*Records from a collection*
····················

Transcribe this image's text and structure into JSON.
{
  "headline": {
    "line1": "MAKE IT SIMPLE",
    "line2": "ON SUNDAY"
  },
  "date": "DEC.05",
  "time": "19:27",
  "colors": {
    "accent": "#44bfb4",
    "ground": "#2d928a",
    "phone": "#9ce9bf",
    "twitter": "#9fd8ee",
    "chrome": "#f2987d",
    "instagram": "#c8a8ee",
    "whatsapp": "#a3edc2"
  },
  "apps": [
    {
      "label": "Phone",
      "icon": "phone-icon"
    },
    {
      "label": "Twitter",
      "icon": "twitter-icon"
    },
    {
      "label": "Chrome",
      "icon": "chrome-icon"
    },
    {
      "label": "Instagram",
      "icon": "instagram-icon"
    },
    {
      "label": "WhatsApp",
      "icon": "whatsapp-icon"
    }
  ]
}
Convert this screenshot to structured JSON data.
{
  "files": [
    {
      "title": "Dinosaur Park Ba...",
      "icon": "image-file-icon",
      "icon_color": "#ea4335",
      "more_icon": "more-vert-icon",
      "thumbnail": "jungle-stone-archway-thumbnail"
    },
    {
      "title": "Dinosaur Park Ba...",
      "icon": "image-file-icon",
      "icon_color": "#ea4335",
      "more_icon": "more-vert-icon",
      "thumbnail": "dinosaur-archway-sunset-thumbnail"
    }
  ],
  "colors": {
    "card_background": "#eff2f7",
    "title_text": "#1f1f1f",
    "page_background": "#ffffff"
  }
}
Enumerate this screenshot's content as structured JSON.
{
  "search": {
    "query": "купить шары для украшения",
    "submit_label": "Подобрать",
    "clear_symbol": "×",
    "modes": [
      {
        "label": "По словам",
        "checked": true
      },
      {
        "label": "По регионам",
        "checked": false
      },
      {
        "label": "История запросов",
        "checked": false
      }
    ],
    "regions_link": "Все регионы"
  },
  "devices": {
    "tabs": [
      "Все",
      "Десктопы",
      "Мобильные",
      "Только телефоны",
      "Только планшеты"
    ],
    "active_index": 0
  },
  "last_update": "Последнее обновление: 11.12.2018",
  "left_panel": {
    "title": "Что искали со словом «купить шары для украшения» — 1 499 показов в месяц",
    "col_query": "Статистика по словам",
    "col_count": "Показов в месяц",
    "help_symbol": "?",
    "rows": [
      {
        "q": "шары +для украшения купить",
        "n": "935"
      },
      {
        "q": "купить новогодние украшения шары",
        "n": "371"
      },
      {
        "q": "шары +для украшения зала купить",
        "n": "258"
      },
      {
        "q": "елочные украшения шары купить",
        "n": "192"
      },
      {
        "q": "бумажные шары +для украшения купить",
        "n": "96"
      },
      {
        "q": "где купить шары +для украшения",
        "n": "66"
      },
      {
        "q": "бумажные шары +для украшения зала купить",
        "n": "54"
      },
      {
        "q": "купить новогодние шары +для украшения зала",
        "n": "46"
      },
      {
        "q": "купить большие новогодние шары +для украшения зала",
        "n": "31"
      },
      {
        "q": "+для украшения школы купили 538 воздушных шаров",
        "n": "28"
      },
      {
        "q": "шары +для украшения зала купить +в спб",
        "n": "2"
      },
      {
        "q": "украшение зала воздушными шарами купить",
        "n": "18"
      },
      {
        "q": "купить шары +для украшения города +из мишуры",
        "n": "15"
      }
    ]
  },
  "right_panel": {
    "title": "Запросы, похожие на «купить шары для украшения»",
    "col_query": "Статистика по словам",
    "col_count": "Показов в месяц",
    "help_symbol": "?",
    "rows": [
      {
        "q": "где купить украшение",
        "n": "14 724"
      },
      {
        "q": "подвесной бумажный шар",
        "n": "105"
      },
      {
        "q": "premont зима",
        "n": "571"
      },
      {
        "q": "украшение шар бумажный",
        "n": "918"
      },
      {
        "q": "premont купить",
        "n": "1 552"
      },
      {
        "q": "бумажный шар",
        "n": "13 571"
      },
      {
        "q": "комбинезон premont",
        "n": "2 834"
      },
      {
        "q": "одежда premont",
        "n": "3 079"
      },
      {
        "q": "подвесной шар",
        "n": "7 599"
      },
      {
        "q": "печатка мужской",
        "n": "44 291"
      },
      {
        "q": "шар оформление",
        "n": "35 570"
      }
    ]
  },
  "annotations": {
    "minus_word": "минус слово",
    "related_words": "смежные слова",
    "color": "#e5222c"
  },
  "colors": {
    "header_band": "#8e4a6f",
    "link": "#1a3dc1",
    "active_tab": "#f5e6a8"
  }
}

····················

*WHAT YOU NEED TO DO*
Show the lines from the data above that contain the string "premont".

*FINISHED EXERCISE*
        "q": "premont зима",
        "q": "premont купить",
        "q": "комбинезон premont",
        "q": "одежда premont",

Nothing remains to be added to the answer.